Task objective
Return every record below exactly as given.
─── Records for this task ───
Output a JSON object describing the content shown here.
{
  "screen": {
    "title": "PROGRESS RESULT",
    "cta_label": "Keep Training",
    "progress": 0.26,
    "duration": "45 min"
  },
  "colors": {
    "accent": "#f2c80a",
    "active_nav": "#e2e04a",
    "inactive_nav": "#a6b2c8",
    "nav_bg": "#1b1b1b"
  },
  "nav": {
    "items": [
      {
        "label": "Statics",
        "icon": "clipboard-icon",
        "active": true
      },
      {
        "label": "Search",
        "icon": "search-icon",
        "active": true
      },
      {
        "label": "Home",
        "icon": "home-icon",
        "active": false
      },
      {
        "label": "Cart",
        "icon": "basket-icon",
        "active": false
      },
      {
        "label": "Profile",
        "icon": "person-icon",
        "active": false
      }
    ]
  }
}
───
Task solution
Output a JSON object describing the content shown here.
{
  "screen": {
    "title": "PROGRESS RESULT",
    "cta_label": "Keep Training",
    "progress": 0.26,
    "duration": "45 min"
  },
  "colors": {
    "accent": "#f2c80a",
    "active_nav": "#e2e04a",
    "inactive_nav": "#a6b2c8",
    "nav_bg": "#1b1b1b"
  },
  "nav": {
    "items": [
      {
        "label": "Statics",
        "icon": "clipboard-icon",
        "active": true
      },
      {
        "label": "Search",
        "icon": "search-icon",
        "active": true
      },
      {
        "label": "Home",
        "icon": "home-icon",
        "active": false
      },
      {
        "label": "Cart",
        "icon": "basket-icon",
        "active": false
      },
      {
        "label": "Profile",
        "icon": "person-icon",
        "active": false
      }
    ]
  }
}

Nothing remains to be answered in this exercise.